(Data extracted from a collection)
☆ ☆ ☆ ☆

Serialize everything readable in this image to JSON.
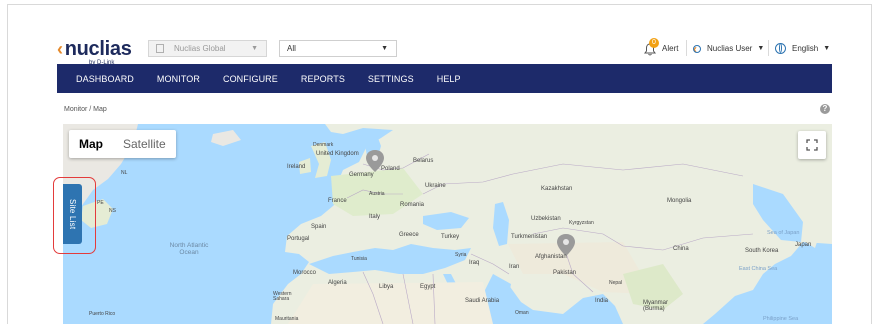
{
  "brand": {
    "name": "nuclias",
    "sub": "by D-Link"
  },
  "header": {
    "org_select": {
      "value": "Nuclias Global"
    },
    "site_select": {
      "value": "All"
    },
    "alert": {
      "label": "Alert",
      "count": "0"
    },
    "user": {
      "label": "Nuclias User"
    },
    "language": {
      "label": "English"
    }
  },
  "nav": {
    "items": [
      {
        "label": "DASHBOARD"
      },
      {
        "label": "MONITOR"
      },
      {
        "label": "CONFIGURE"
      },
      {
        "label": "REPORTS"
      },
      {
        "label": "SETTINGS"
      },
      {
        "label": "HELP"
      }
    ]
  },
  "breadcrumb": "Monitor / Map",
  "help_icon": "?",
  "map": {
    "types": [
      {
        "label": "Map",
        "active": true
      },
      {
        "label": "Satellite",
        "active": false
      }
    ],
    "site_list_label": "Site List",
    "labels": {
      "ireland": "Ireland",
      "uk": "United Kingdom",
      "denmark": "Denmark",
      "germany": "Germany",
      "poland": "Poland",
      "belarus": "Belarus",
      "ukraine": "Ukraine",
      "austria": "Austria",
      "france": "France",
      "romania": "Romania",
      "italy": "Italy",
      "spain": "Spain",
      "portugal": "Portugal",
      "greece": "Greece",
      "turkey": "Turkey",
      "syria": "Syria",
      "iraq": "Iraq",
      "iran": "Iran",
      "tunisia": "Tunisia",
      "morocco": "Morocco",
      "algeria": "Algeria",
      "libya": "Libya",
      "egypt": "Egypt",
      "western_sahara": "Western Sahara",
      "mauritania": "Mauritania",
      "saudi": "Saudi Arabia",
      "oman": "Oman",
      "kazakhstan": "Kazakhstan",
      "uzbekistan": "Uzbekistan",
      "kyrgyzstan": "Kyrgyzstan",
      "turkmenistan": "Turkmenistan",
      "afghanistan": "Afghanistan",
      "pakistan": "Pakistan",
      "nepal": "Nepal",
      "india": "India",
      "myanmar": "Myanmar (Burma)",
      "mongolia": "Mongolia",
      "china": "China",
      "south_korea": "South Korea",
      "japan": "Japan",
      "sea_of_japan": "Sea of Japan",
      "east_china_sea": "East China Sea",
      "philippine_sea": "Philippine Sea",
      "puerto_rico": "Puerto Rico",
      "north_atlantic": "North Atlantic Ocean",
      "nl": "NL",
      "ns": "NS",
      "pe": "PE"
    }
  }
}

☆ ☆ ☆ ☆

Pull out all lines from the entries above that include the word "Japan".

      "japan": "Japan",
      "sea_of_japan": "Sea of Japan",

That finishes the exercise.